A Sense of Distance - the historic link between Japan and South Africa

A Sense of Distance - the historic link between Japan and South Africa

Fifteen hours by plane, fifteen thousand kilometres: There is a lot of water between South Africa and Japan.

For generations people from both countries have perceived each other as far removed in distance and psychology – and little has changed in the 21st Century.

There is very little precedent for focussed, active contact.

Very little precedent, but the little there was, came surprisingly early. In 1650, a trade administrator of the Dutch East India Company (VOC) named Jan van Riebeeck, who had visited Japan a few years earlier, suggested trading animal hides from South Africa with Japan.

One wonders if this suggestion lead to him being sent to establish a trading post at the Cape of Good Hope two years later, in 1652. It is, however, safe to say that the Japanese, at that time, must have already started planning their World Cup victory over South Africa in 2015.

When Van Riebeeck visited Japan, he went to the Dutch trading post in Nagasaki Bay, an artificial island called Dejima.

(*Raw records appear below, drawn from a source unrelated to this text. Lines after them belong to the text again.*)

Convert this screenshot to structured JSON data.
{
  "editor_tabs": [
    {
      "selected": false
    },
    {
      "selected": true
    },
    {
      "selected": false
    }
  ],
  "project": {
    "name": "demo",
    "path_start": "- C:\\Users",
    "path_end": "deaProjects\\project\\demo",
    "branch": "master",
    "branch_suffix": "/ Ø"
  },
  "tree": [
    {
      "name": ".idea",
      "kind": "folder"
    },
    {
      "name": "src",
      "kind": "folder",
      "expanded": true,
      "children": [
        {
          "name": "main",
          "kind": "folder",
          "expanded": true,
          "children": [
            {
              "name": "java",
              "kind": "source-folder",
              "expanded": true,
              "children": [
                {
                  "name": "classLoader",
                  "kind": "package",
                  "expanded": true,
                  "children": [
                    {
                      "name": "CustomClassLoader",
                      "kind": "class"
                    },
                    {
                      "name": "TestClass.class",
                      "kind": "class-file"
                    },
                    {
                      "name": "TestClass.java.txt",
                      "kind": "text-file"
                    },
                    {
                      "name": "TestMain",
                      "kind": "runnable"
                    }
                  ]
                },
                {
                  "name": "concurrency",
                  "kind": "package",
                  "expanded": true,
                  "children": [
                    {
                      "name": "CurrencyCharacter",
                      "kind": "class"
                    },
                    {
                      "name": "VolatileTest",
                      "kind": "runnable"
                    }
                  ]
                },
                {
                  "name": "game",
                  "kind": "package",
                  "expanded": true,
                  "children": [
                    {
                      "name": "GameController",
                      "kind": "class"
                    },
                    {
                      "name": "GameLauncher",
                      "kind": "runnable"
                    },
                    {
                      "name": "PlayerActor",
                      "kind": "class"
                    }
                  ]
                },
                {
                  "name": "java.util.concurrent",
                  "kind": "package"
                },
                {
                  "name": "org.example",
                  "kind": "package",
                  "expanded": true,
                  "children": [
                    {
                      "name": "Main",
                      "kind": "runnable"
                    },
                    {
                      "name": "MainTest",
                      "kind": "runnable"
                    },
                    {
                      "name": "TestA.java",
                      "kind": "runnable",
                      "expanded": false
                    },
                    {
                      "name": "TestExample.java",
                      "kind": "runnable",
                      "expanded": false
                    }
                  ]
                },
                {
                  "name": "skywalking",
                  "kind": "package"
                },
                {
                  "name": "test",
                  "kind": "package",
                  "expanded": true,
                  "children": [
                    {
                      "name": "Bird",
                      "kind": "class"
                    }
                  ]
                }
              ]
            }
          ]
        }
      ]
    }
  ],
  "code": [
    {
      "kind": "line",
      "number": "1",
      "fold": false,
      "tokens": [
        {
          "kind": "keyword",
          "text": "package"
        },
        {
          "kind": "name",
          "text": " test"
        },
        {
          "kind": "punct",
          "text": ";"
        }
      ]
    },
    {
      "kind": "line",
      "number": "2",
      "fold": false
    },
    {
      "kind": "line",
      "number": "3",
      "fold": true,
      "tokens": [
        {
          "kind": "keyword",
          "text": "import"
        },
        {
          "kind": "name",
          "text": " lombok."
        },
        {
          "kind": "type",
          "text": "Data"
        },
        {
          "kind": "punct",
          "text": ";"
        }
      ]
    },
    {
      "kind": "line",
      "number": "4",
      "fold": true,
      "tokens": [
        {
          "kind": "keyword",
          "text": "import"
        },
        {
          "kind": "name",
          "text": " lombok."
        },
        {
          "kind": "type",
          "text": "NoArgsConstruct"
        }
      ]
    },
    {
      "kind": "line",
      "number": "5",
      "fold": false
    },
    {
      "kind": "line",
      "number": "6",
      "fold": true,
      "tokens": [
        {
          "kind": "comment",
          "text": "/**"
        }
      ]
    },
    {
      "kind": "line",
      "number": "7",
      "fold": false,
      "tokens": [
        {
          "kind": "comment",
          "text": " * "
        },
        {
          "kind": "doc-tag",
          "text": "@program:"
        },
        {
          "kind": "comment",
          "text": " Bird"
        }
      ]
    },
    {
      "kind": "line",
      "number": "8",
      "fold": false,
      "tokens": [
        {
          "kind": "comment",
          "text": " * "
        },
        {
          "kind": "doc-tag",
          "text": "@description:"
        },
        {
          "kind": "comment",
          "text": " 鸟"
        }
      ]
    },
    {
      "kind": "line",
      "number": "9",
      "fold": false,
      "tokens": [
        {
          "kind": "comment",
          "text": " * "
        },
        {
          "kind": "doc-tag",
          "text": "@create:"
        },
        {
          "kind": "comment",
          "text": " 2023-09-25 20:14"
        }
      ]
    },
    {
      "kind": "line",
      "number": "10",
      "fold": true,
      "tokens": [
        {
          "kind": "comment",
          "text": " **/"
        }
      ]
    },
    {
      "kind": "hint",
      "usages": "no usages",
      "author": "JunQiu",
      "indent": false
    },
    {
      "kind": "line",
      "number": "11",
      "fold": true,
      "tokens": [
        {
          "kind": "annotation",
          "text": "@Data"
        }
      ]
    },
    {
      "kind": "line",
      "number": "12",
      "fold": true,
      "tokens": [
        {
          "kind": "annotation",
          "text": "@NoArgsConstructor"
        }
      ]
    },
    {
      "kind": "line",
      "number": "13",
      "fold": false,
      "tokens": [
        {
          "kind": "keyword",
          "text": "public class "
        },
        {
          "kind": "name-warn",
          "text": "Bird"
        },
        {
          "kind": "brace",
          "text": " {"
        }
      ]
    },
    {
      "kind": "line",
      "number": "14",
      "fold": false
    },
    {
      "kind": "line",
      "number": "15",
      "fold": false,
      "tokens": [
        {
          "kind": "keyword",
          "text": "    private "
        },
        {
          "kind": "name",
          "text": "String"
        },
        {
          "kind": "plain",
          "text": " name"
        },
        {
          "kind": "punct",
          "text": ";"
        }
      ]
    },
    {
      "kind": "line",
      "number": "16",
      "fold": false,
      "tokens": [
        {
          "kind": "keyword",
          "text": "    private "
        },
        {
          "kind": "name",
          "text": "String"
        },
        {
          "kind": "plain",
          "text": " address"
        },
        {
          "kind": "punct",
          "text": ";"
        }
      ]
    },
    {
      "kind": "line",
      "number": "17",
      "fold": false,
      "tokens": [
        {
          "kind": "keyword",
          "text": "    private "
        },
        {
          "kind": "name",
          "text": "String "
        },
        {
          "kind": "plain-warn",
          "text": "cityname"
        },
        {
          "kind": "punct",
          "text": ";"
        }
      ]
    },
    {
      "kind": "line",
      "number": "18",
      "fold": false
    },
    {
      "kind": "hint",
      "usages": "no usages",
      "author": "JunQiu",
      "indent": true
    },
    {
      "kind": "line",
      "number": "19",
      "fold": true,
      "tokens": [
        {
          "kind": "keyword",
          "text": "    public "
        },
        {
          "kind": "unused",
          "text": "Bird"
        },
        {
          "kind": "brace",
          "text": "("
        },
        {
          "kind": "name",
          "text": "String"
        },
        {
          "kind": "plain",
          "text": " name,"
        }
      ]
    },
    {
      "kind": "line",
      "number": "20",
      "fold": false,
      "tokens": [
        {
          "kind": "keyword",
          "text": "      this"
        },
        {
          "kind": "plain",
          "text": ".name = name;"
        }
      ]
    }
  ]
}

From 1641 only Chinese and Dutch ships were allowed to come to Japan, and Nagasaki harbour was their only allowed port of entry.

Japanese officials watched the small island of Dejima at all times, to prevent unwanted incursions by foreigners onto Japanese soil.

Besides their official trade, the private VOC employees also did brisk trade in knowledge: They sold their personal books, eventually more than 10 000 of them.

These books became the basis for the radical scientific and industrial modernisation of Japan. It led directly to the Japanese concept of “Rangaku”, that today means “Western Knowledge”, but literally translates as “Dutch Learning”.

Jan van Riebeeck might also have sold a book or two during his time in Dejima, to which I say: You’re welcome, Japan. But at some point we might need it back.

Map of Dejima